3. To relive the experience
The Thin Man by Dashiell Hammett
I accidentally found this novel during a low point in my teen years (I won’t go into what was going on). This book was lying around the house (I don’t know who bought it), and I liked the title because people often commented that I was thin, and it wasn’t meant as a compliment. I realized as I read that the thin man was the murder victim, but I liked the mystery novel anyway. The Thin Man got me through a really bad weekend. I don’t want to relive that bad weekend by reading The Thin Man, but I like remembering the joy of an unexpected great book. That doesn’t happen very often.
4. To win a contest
The Lord of the Rings by J.R.R. Tolkien
When I was in ninth grade, I got into a reading contest with another kid to see who could read The Lord of the Rings the most times. I had read it three times, and he had read it four times, and every time I read it again, he’d read it again just to stay ahead of me. The fourth time I read it, I skipped The Fellowship of the Ring (I claimed to have read it over a weekend). And the fifth time, I just lied and carried The Two Towers with me while I read something else. It may have been the first time I had ever lied about reading a book that I hadn’t really read. But it wouldn’t be the last time.
I always vowed that if I ever got into another reading contest, it would involve a short book and not a trilogy.
To be honest, I might never read this again. I read it several times in junior high/high school. Back in the 1970s, the rip-offs hadn’t been written yet, so there was nothing else quite like it (as far as we knew). TLOTR was a trilogy to be savored. It was a trilogy before trilogies were common. It was a trilogy that made sense as a trilogy. It even had a prequel. Any youngster reading The Lord of the Rings might not see anything unique in it because it’s been copied so many times in so many exciting ways (from a youngster’s point of view).
Referring to people younger than me as “youngster” probably makes me sound older than I really am.
5. To avoid reading anything by James Patterson
James Patterson writes too many books, so any time you reread a book, it keeps you from buying a James Patterson book (or a book with written by somebody else with James Patterson’s name on it).

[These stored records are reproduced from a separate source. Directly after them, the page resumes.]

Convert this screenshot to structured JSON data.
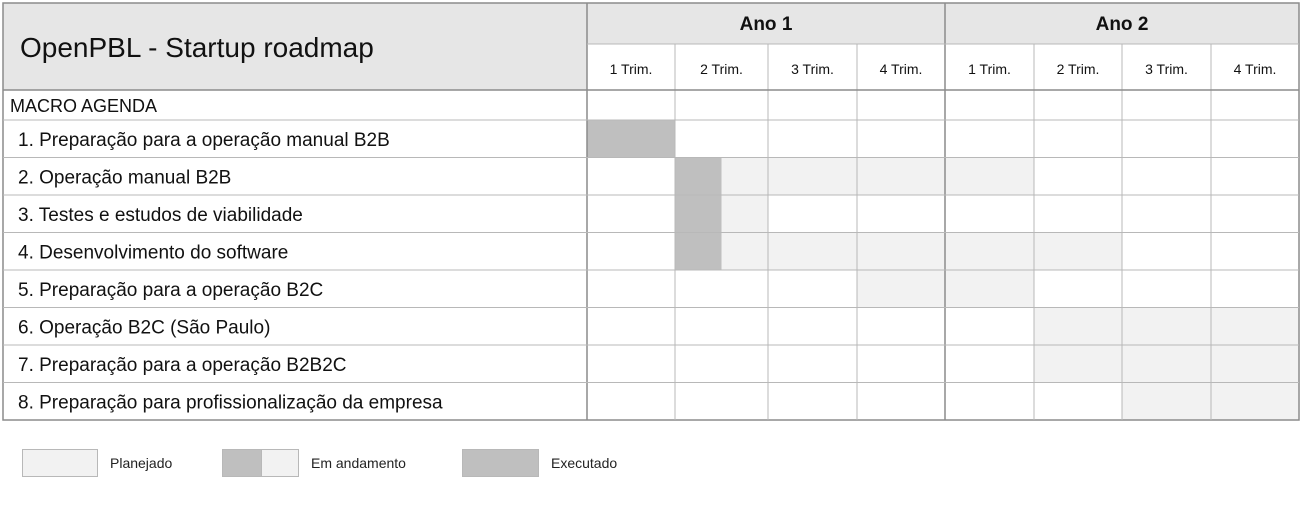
{
  "chart_data": {
    "type": "gantt",
    "title": "OpenPBL - Startup roadmap",
    "years": [
      "Ano 1",
      "Ano 2"
    ],
    "quarters": [
      "1 Trim.",
      "2 Trim.",
      "3 Trim.",
      "4 Trim.",
      "1 Trim.",
      "2 Trim.",
      "3 Trim.",
      "4 Trim."
    ],
    "section_label": "MACRO AGENDA",
    "tasks": [
      {
        "label": "1. Preparação para a operação manual B2B",
        "executed": [
          [
            0,
            1
          ]
        ],
        "planned": []
      },
      {
        "label": "2. Operação manual B2B",
        "executed": [
          [
            1,
            1.5
          ]
        ],
        "planned": [
          [
            1.5,
            5
          ]
        ]
      },
      {
        "label": "3. Testes e estudos de viabilidade",
        "executed": [
          [
            1,
            1.5
          ]
        ],
        "planned": [
          [
            1.5,
            2
          ]
        ]
      },
      {
        "label": "4. Desenvolvimento do software",
        "executed": [
          [
            1,
            1.5
          ]
        ],
        "planned": [
          [
            1.5,
            6
          ]
        ]
      },
      {
        "label": "5. Preparação para a operação B2C",
        "executed": [],
        "planned": [
          [
            3,
            5
          ]
        ]
      },
      {
        "label": "6. Operação B2C (São Paulo)",
        "executed": [],
        "planned": [
          [
            5,
            8
          ]
        ]
      },
      {
        "label": "7. Preparação para a operação B2B2C",
        "executed": [],
        "planned": [
          [
            5,
            8
          ]
        ]
      },
      {
        "label": "8. Preparação para profissionalização da empresa",
        "executed": [],
        "planned": [
          [
            6,
            8
          ]
        ]
      }
    ],
    "colors": {
      "planned": "#f2f2f2",
      "executed": "#bfbfbf",
      "grid": "#b8b8b8",
      "header_fill": "#e6e6e6"
    }
  },
  "legend": {
    "planned": "Planejado",
    "in_progress": "Em andamento",
    "executed": "Executado"
  }
}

6. To find details you didn’t notice the first time
Some people read books a second time to catch details that they missed the first time. That’s a great reason to read a book more than once, but I’ve never done it. I usually don’t care if I missed details the first time I read a book. I might notice details the second time I read a book, but that’s never the reason I reread a book. I hope I’m not being disrespectful to people who reread books for this reason. It’s not a bad reason. It’s probably a better reason than trying to win a contest.
BONUS BOOK to read more than once
The Bible– by God
When God writes a book, it’s probably a good idea to read it. Maybe it’s a good idea to read it more than once. Any of the above reasons would be ideal for reading The Bible more than once. I would have included The Bible as the example for all six reasons, but it wouldn’t be fair to the other books. No human author can compete with God, not even James Patterson (I hope James Patterson isn’t thinking of writing his own version of The Bible, but I wouldn’t be surprised if he did.). So I hope God understands why I didn’t include The Bible as an example for any book that’s worth reading more than once.
But enough about me! What books do you turn to when you need a sure thing? What books have you read more than once and why?